and this

One takes Now and subtracts a day while the other adds one. But I assume just checking isExpired is the way to go.


@nixarn My recommendations on how best to handle the session lifecycle is these simple rules:

  1. I would set the session token lifetime to be 7 days or similar. This is a practical balance between authentication, authorization, and convenience for the end user. (See the session.token_expiry_sec option in the server.)
  2. I would incorporate social sign-in into the game as early as possible. With mobile this could be Apple Game Center, Google Play Games, Apple Sign-In, Facebook, Facebook Limited Login, etc. This eliminates most of the hassle with re-authentication by the user because all of those social providers have a silent sign-in option once the first authentication has been done.
  3. Make a check at game start whether the session token is within 24 hours of its expiration and re-authenticate the user.

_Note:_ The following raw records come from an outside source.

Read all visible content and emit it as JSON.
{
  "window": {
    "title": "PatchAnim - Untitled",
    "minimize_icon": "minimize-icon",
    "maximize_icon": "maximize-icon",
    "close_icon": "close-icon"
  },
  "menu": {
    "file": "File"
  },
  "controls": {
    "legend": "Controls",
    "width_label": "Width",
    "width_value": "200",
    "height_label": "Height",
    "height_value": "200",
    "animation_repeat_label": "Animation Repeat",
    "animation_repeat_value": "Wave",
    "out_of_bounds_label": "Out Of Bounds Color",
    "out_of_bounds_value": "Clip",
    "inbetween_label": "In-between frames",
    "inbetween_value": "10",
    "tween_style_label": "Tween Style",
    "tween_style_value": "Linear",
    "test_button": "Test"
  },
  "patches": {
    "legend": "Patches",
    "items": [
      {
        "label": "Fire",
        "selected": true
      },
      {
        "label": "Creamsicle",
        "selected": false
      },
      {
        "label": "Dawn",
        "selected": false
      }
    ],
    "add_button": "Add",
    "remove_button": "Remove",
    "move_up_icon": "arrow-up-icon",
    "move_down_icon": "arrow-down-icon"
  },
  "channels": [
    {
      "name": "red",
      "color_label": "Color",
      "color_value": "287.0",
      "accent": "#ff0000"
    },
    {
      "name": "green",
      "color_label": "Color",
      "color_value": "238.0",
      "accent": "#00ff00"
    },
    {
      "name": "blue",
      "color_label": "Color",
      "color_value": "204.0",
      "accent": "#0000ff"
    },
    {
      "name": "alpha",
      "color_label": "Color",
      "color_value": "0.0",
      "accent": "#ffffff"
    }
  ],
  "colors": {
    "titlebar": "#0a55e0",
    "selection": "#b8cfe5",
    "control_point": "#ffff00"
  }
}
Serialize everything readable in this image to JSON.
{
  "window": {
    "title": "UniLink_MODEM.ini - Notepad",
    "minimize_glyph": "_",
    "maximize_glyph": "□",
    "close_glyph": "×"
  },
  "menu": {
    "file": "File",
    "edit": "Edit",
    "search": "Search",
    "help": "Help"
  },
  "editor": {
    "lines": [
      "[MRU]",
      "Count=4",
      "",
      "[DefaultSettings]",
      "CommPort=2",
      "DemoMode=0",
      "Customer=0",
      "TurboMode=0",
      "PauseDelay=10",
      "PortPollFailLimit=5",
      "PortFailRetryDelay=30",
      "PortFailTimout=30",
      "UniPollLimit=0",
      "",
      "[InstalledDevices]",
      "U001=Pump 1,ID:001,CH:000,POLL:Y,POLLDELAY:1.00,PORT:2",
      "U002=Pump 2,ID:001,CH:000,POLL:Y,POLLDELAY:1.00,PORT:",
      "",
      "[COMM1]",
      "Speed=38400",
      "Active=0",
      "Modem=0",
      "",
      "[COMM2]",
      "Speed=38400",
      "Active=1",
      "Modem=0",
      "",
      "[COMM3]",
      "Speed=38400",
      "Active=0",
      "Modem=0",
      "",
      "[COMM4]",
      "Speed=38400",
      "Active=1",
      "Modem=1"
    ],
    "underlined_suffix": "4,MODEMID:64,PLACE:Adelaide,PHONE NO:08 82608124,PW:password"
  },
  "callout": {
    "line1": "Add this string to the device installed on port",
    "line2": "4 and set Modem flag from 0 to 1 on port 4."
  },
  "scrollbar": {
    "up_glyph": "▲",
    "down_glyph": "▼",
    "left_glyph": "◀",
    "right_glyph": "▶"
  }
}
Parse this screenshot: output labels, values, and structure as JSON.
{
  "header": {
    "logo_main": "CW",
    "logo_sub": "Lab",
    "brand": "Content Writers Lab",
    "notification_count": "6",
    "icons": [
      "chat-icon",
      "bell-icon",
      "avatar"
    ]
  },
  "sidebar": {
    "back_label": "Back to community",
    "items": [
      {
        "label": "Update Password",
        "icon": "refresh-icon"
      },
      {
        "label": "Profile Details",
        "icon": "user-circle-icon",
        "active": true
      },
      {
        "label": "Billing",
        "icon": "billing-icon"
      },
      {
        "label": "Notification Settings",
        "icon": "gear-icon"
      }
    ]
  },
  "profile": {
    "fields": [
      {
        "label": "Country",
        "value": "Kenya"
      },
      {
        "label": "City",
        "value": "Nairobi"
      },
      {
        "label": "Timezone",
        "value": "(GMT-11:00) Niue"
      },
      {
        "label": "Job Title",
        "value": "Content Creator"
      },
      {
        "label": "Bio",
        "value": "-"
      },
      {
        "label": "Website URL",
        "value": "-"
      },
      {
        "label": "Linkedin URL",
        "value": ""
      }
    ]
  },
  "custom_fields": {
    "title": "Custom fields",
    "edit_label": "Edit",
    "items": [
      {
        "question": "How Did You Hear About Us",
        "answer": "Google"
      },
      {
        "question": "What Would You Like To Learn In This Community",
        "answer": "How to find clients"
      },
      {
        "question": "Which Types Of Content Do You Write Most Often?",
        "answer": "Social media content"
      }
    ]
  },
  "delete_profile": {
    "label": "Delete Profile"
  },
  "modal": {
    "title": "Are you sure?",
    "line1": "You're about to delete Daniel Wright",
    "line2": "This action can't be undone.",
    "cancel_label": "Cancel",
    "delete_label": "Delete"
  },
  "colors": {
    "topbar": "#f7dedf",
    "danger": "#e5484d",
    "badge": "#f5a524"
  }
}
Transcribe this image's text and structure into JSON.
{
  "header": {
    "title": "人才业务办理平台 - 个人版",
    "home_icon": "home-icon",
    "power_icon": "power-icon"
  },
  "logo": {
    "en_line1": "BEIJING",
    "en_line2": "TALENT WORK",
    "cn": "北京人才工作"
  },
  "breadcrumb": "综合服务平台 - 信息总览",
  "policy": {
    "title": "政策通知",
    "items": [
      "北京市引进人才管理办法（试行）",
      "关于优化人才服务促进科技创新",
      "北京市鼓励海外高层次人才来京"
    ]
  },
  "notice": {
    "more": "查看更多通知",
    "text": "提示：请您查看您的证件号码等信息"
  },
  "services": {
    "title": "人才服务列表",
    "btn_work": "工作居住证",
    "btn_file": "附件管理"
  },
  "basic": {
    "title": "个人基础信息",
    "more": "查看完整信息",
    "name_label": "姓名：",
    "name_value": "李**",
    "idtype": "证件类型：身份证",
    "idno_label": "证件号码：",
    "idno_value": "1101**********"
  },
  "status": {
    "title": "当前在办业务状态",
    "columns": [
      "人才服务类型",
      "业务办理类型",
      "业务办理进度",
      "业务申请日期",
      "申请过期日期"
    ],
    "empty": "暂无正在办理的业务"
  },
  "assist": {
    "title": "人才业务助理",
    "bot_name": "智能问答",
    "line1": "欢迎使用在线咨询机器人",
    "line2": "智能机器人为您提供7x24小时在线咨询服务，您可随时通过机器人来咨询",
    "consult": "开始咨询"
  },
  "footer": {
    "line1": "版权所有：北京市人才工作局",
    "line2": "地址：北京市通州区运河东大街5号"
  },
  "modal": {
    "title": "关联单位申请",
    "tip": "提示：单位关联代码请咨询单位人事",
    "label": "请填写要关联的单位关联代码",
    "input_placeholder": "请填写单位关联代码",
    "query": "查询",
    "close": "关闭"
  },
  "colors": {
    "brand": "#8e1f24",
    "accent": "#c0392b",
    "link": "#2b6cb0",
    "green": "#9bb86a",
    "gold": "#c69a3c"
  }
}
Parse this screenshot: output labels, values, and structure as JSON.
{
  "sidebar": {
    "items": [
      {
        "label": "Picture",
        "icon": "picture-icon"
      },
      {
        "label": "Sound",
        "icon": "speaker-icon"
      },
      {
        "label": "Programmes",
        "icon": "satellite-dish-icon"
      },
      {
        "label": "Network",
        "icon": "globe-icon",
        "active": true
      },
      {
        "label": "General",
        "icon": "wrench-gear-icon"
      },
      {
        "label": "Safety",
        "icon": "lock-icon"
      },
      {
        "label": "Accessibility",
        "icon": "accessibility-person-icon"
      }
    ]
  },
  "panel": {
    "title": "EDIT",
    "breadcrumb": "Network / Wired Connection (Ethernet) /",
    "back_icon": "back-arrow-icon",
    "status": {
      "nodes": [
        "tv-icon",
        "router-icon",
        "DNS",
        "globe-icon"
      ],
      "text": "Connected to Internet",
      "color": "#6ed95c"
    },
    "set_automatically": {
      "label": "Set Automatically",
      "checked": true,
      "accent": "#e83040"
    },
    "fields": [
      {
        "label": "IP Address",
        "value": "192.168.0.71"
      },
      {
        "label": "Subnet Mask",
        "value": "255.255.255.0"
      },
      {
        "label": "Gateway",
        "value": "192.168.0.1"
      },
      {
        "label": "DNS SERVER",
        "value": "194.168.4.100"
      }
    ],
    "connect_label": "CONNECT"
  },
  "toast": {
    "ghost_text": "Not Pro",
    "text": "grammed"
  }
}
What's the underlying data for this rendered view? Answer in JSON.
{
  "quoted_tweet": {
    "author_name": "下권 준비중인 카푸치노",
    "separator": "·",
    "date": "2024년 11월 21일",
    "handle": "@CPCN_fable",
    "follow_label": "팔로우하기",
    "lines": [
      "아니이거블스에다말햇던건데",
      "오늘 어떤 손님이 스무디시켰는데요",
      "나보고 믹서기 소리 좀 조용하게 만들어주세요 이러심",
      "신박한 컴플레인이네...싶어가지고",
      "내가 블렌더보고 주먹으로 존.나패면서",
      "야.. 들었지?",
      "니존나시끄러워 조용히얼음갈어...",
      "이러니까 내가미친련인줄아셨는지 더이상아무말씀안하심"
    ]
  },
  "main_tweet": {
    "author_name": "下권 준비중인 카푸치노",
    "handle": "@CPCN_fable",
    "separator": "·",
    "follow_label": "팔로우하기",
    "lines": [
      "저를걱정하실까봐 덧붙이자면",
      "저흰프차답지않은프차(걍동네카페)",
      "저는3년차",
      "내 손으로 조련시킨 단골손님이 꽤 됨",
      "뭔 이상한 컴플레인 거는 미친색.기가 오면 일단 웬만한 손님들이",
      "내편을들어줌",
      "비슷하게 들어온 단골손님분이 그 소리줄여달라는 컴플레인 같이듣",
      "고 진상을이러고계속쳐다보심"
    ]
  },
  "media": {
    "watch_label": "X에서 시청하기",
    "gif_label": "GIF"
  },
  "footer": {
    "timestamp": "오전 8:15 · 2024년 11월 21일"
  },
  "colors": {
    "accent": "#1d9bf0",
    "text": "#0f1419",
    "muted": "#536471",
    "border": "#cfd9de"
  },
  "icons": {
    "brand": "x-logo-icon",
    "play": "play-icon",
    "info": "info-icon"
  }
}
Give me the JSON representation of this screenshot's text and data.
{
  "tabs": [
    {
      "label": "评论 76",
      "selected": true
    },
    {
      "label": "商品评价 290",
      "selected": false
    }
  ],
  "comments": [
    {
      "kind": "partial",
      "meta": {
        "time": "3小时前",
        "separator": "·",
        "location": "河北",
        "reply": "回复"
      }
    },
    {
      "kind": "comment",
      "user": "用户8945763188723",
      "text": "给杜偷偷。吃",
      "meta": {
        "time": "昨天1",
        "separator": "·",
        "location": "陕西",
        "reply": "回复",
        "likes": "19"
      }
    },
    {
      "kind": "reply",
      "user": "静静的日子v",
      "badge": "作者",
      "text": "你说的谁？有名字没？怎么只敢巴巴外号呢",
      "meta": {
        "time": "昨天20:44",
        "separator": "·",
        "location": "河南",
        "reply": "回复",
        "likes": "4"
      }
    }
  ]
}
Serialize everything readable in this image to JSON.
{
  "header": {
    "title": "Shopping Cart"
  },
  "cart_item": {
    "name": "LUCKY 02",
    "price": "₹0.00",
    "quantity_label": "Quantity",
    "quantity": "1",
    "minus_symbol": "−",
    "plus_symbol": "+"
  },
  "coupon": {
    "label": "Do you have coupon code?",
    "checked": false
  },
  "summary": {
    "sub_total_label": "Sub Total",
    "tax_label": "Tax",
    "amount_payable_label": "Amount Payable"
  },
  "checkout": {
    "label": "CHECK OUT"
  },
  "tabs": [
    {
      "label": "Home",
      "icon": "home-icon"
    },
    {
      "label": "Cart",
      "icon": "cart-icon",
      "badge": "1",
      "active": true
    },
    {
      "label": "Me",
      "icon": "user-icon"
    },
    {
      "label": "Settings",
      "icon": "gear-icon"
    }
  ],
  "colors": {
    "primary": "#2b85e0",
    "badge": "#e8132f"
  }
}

This way you can extend the lifetime of the session without an interruption to the user’s play experience that day.
  4. You can also use device ID authentication by default to avoid the need for social sign-in with the initial play experience.

Also, keep an eye on the latest work in the Nakama Unity client where we’re about to open a pull request for review that uses the refresh tokens work added in Nakama 3.0 server. This will let you refresh a session on demand as well as enable auto-refresh a session.

This will not totally eliminate the need to re-authenticate the user because refresh tokens have their own lifetime and can expire (though this can also be configured). (See the session.refresh_token_expiry_sec option in the server.)


Thanks for the reply!

Ok yeah that makes sense, refreshing the tokens when you enter the game if needed, then we wont have refreshes during the actual play session.

I’ll keep an eye open for updates to the Unity client!

Thanks a lot!

@nixarn You can keep an eye on this pull request to follow the session auto-refresh logic which is being added to the Unity and .NET clients: Add option to refresh or logout a session supported in Nakama 3.0. by novabyte · Pull Request #54 · heroiclabs/nakama-dotnet · GitHub